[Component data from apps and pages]
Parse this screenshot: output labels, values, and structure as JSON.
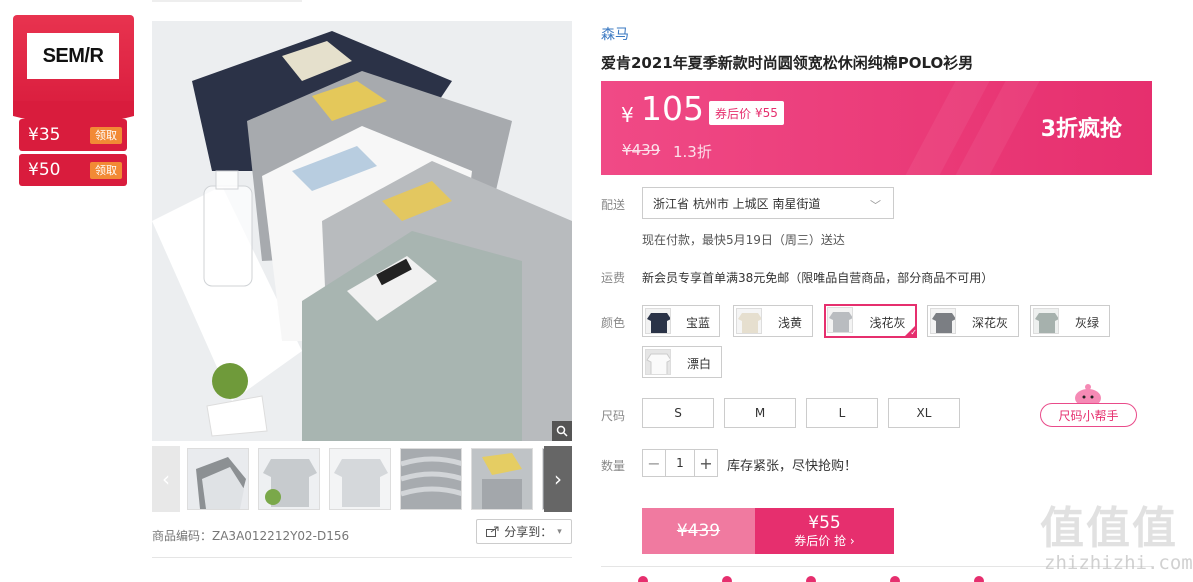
{
  "brand_panel": {
    "logo_text": "SEM/R",
    "coupons": [
      {
        "amount": "¥35",
        "action": "领取"
      },
      {
        "amount": "¥50",
        "action": "领取"
      }
    ]
  },
  "gallery": {
    "product_code": "商品编码：ZA3A012212Y02-D156",
    "share_label": "分享到：",
    "thumbnails": [
      "thumb-1",
      "thumb-2",
      "thumb-3",
      "thumb-4",
      "thumb-5",
      "thumb-6"
    ]
  },
  "product": {
    "brand": "森马",
    "title": "爱肯2021年夏季新款时尚圆领宽松休闲纯棉POLO衫男"
  },
  "price": {
    "currency": "¥",
    "current": "105",
    "after_coupon_label": "券后价",
    "after_coupon_value": "¥55",
    "original": "¥439",
    "discount": "1.3折",
    "promo": "3折疯抢"
  },
  "shipping": {
    "label": "配送",
    "location": "浙江省 杭州市 上城区 南星街道",
    "delivery_note": "现在付款，最快5月19日（周三）送达"
  },
  "freight": {
    "label": "运费",
    "text": "新会员专享首单满38元免邮（限唯品自营商品，部分商品不可用）"
  },
  "colors": {
    "label": "颜色",
    "options": [
      {
        "name": "宝蓝",
        "swatch": "#2a3347",
        "selected": false
      },
      {
        "name": "浅黄",
        "swatch": "#e6dfcf",
        "selected": false
      },
      {
        "name": "浅花灰",
        "swatch": "#b9bcc0",
        "selected": true
      },
      {
        "name": "深花灰",
        "swatch": "#7b7e83",
        "selected": false
      },
      {
        "name": "灰绿",
        "swatch": "#a6b1ad",
        "selected": false
      },
      {
        "name": "漂白",
        "swatch": "#f4f4f4",
        "selected": false
      }
    ]
  },
  "sizes": {
    "label": "尺码",
    "options": [
      "S",
      "M",
      "L",
      "XL"
    ],
    "helper": "尺码小帮手"
  },
  "quantity": {
    "label": "数量",
    "value": "1",
    "minus": "−",
    "plus": "+",
    "stock_note": "库存紧张，尽快抢购！"
  },
  "buy": {
    "original": "¥439",
    "coupon_price": "¥55",
    "coupon_action": "券后价 抢 ›"
  },
  "watermark": {
    "chars": "值值值",
    "url": "zhizhizhi.com"
  },
  "colors_theme": {
    "accent": "#e62f6e",
    "brand_red": "#d91c3d",
    "link_blue": "#3a78c2"
  }
}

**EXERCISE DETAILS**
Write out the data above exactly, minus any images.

**RESULT FOR THIS TASK**
Parse this screenshot: output labels, values, and structure as JSON.
{
  "brand_panel": {
    "logo_text": "SEM/R",
    "coupons": [
      {
        "amount": "¥35",
        "action": "领取"
      },
      {
        "amount": "¥50",
        "action": "领取"
      }
    ]
  },
  "gallery": {
    "product_code": "商品编码：ZA3A012212Y02-D156",
    "share_label": "分享到：",
    "thumbnails": [
      "thumb-1",
      "thumb-2",
      "thumb-3",
      "thumb-4",
      "thumb-5",
      "thumb-6"
    ]
  },
  "product": {
    "brand": "森马",
    "title": "爱肯2021年夏季新款时尚圆领宽松休闲纯棉POLO衫男"
  },
  "price": {
    "currency": "¥",
    "current": "105",
    "after_coupon_label": "券后价",
    "after_coupon_value": "¥55",
    "original": "¥439",
    "discount": "1.3折",
    "promo": "3折疯抢"
  },
  "shipping": {
    "label": "配送",
    "location": "浙江省 杭州市 上城区 南星街道",
    "delivery_note": "现在付款，最快5月19日（周三）送达"
  },
  "freight": {
    "label": "运费",
    "text": "新会员专享首单满38元免邮（限唯品自营商品，部分商品不可用）"
  },
  "colors": {
    "label": "颜色",
    "options": [
      {
        "name": "宝蓝",
        "swatch": "#2a3347",
        "selected": false
      },
      {
        "name": "浅黄",
        "swatch": "#e6dfcf",
        "selected": false
      },
      {
        "name": "浅花灰",
        "swatch": "#b9bcc0",
        "selected": true
      },
      {
        "name": "深花灰",
        "swatch": "#7b7e83",
        "selected": false
      },
      {
        "name": "灰绿",
        "swatch": "#a6b1ad",
        "selected": false
      },
      {
        "name": "漂白",
        "swatch": "#f4f4f4",
        "selected": false
      }
    ]
  },
  "sizes": {
    "label": "尺码",
    "options": [
      "S",
      "M",
      "L",
      "XL"
    ],
    "helper": "尺码小帮手"
  },
  "quantity": {
    "label": "数量",
    "value": "1",
    "minus": "−",
    "plus": "+",
    "stock_note": "库存紧张，尽快抢购！"
  },
  "buy": {
    "original": "¥439",
    "coupon_price": "¥55",
    "coupon_action": "券后价 抢 ›"
  },
  "watermark": {
    "chars": "值值值",
    "url": "zhizhizhi.com"
  },
  "colors_theme": {
    "accent": "#e62f6e",
    "brand_red": "#d91c3d",
    "link_blue": "#3a78c2"
  }
}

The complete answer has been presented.